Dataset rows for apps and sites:
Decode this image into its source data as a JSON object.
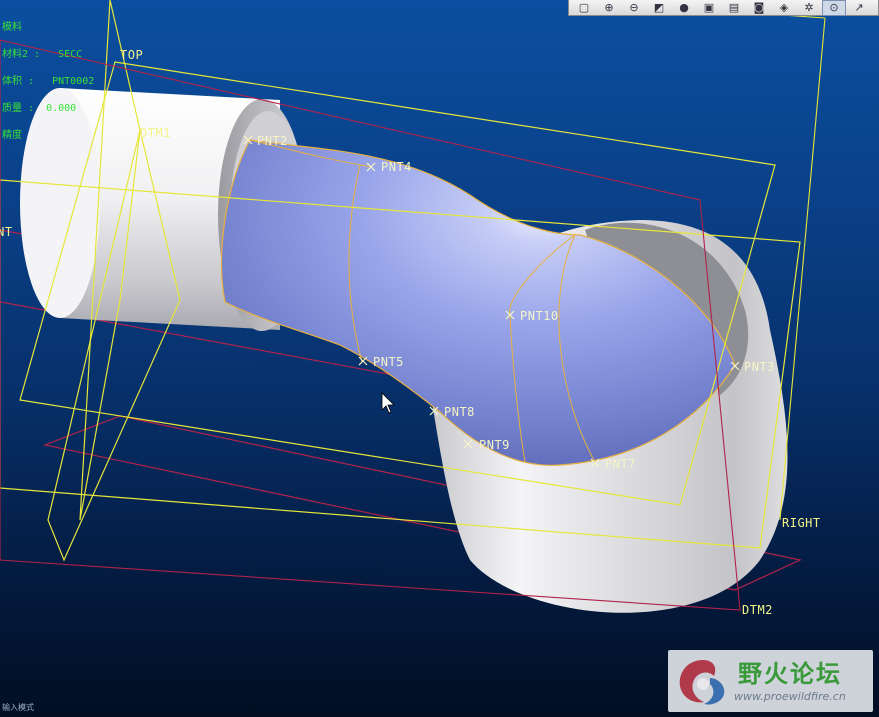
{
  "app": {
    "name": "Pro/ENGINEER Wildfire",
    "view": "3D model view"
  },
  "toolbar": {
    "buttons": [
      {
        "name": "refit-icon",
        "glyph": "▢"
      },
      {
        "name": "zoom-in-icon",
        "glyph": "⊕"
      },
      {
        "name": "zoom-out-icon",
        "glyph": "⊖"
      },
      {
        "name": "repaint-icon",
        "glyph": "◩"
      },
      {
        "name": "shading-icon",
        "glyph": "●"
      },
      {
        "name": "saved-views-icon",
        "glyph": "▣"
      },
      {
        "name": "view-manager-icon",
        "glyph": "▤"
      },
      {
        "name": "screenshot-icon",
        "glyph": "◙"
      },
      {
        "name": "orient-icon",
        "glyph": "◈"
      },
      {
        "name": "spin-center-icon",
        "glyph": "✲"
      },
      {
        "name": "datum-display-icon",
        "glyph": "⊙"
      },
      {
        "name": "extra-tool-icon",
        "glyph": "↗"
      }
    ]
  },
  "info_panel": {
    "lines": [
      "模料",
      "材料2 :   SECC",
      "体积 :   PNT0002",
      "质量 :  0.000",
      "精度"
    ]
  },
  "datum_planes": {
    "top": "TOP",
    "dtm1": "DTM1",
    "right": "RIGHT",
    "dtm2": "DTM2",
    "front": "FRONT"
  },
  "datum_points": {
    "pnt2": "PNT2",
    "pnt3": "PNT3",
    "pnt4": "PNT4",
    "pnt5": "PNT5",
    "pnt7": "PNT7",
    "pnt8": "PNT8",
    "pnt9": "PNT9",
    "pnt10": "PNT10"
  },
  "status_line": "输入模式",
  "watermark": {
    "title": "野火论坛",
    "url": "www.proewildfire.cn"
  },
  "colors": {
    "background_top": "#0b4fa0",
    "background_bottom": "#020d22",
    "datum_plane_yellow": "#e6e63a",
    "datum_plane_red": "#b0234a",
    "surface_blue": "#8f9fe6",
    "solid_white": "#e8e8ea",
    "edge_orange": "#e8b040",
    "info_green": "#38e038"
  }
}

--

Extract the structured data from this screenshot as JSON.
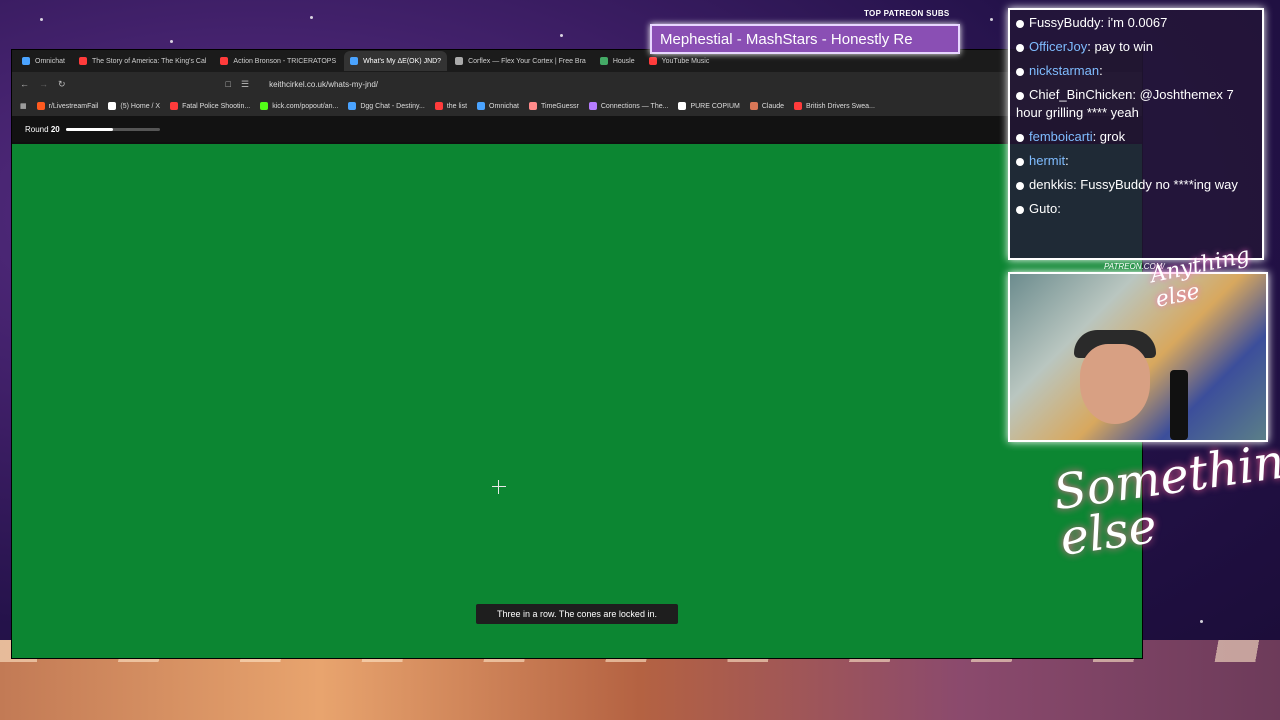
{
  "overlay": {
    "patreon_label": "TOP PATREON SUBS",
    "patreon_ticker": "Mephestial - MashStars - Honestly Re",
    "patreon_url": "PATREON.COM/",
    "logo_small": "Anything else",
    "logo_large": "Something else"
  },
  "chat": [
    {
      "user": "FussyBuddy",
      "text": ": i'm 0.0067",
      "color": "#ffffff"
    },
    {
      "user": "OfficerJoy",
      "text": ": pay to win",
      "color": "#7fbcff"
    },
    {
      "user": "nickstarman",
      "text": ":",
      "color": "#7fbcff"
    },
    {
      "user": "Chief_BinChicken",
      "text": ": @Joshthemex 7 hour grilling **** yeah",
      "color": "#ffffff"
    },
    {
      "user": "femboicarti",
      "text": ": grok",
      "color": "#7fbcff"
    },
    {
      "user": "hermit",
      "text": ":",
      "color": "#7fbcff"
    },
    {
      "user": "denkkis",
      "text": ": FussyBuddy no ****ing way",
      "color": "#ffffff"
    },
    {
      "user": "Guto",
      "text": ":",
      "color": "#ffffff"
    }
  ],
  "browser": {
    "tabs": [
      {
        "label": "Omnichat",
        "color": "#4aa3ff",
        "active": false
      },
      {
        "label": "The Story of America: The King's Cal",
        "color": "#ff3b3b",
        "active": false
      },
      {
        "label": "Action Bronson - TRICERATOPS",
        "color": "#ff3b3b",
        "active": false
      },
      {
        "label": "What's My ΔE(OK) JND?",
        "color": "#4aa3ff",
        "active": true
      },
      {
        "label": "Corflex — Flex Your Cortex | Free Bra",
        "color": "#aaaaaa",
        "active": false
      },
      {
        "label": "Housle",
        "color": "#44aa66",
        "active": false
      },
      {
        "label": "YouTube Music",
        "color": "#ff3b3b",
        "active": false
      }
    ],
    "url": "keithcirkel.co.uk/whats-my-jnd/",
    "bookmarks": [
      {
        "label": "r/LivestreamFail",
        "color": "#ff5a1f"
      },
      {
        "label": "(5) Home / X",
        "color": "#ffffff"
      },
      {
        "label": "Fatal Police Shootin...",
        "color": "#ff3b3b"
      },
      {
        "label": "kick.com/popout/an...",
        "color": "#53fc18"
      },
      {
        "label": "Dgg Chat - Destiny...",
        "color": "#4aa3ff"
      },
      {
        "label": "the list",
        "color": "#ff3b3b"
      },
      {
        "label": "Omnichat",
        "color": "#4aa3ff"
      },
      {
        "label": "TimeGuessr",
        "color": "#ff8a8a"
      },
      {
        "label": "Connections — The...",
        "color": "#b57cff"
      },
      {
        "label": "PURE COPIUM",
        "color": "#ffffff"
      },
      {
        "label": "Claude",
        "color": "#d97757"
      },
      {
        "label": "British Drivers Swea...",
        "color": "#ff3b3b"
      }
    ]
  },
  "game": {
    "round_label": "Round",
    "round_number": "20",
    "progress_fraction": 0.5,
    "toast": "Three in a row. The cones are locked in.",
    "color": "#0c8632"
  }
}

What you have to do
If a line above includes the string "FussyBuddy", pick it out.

Solution
      "user": "FussyBuddy",
      "text": ": FussyBuddy no ****ing way",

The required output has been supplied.